» EXERCISE GOAL
If a line in the data below includes the string "expression", please return a copy of it.

Top of RECORDS PROVIDED

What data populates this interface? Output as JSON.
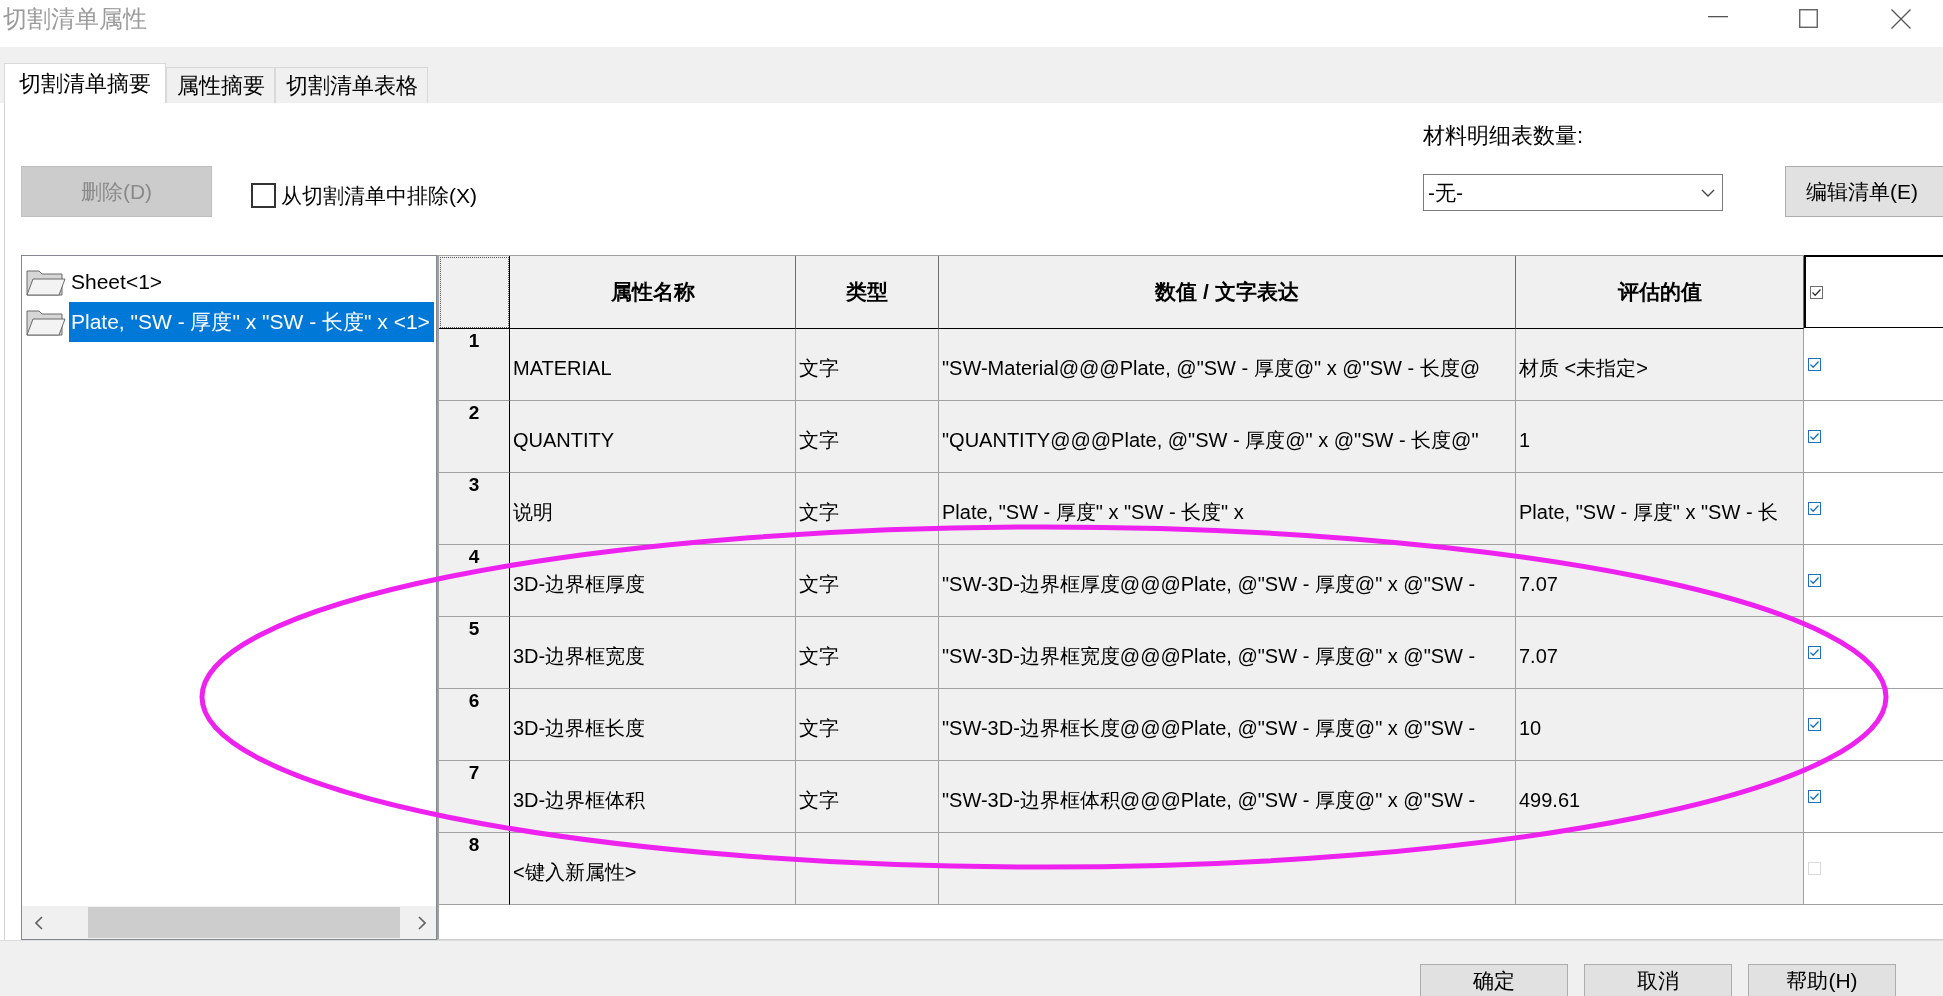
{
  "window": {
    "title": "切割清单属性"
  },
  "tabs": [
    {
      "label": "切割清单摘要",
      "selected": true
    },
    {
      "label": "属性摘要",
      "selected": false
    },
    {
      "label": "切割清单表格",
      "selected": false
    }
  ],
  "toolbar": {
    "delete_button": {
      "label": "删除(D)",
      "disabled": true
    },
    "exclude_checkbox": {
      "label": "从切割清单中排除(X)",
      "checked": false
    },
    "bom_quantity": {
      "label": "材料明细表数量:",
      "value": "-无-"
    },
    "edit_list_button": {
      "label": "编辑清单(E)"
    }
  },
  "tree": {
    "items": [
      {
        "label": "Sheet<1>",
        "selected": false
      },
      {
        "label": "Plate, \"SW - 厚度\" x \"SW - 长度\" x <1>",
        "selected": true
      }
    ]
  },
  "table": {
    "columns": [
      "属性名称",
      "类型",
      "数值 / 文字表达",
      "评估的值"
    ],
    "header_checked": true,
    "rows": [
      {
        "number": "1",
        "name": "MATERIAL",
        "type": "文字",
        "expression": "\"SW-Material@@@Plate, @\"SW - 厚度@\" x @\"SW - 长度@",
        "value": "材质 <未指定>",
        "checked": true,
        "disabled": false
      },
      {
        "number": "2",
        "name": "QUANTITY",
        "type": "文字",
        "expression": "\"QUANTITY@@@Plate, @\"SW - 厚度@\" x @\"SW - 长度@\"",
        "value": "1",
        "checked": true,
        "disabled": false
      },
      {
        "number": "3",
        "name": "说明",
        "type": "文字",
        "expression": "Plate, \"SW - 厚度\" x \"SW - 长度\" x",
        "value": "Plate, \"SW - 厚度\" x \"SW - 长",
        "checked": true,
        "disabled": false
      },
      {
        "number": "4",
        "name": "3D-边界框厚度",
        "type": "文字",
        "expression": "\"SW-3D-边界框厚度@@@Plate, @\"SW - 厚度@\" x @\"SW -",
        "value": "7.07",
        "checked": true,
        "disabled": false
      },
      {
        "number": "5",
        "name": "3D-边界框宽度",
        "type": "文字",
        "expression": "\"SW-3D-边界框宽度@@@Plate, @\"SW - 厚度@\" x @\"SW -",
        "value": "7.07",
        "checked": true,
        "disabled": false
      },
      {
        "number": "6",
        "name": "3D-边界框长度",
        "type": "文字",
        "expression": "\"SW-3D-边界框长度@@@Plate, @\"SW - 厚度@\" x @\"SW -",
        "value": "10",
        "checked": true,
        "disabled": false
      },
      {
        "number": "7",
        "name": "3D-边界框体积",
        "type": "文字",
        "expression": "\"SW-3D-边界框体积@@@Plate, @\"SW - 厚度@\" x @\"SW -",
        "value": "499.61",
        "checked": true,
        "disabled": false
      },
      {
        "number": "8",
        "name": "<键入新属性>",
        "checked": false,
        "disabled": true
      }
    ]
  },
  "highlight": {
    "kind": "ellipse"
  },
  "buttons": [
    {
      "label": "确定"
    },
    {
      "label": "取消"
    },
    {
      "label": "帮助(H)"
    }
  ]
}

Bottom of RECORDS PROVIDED
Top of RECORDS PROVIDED

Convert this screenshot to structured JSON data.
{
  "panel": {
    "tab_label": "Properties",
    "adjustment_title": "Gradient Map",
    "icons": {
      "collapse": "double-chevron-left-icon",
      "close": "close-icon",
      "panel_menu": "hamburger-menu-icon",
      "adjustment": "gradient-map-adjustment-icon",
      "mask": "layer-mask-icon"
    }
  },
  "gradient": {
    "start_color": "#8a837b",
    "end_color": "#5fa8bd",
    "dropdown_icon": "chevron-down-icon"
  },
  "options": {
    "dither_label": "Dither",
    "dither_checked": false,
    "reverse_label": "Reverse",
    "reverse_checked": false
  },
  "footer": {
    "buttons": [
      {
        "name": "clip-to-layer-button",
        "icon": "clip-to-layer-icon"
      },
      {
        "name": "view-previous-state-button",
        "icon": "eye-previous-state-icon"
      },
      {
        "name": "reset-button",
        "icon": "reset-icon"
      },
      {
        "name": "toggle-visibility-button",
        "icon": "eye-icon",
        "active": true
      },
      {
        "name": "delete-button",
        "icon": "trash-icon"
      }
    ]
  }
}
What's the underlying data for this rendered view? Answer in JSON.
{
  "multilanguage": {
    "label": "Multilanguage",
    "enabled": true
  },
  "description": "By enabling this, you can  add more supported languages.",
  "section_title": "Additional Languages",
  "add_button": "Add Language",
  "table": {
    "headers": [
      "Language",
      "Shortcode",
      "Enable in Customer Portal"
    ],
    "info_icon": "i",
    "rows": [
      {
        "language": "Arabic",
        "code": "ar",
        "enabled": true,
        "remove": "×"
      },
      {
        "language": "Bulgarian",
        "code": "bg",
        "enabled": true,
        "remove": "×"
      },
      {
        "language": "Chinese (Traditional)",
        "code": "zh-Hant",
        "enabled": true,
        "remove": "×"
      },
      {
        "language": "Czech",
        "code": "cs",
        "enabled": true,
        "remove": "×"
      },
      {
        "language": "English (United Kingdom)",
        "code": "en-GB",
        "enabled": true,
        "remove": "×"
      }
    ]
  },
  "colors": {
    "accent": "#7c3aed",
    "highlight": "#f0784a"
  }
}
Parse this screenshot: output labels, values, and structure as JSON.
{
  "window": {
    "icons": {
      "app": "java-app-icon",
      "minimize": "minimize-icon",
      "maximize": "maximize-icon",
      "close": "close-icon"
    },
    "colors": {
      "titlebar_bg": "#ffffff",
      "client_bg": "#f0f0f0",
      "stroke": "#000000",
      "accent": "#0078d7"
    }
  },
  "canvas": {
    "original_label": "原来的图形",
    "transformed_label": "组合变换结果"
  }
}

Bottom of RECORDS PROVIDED

» WRITTEN RESPONSE
        "expression": "\"SW-Material@@@Plate, @\"SW - 厚度@\" x @\"SW - 长度@",
        "expression": "\"QUANTITY@@@Plate, @\"SW - 厚度@\" x @\"SW - 长度@\"",
        "expression": "Plate, \"SW - 厚度\" x \"SW - 长度\" x",
        "expression": "\"SW-3D-边界框厚度@@@Plate, @\"SW - 厚度@\" x @\"SW -",
        "expression": "\"SW-3D-边界框宽度@@@Plate, @\"SW - 厚度@\" x @\"SW -",
        "expression": "\"SW-3D-边界框长度@@@Plate, @\"SW - 厚度@\" x @\"SW -",
        "expression": "\"SW-3D-边界框体积@@@Plate, @\"SW - 厚度@\" x @\"SW -",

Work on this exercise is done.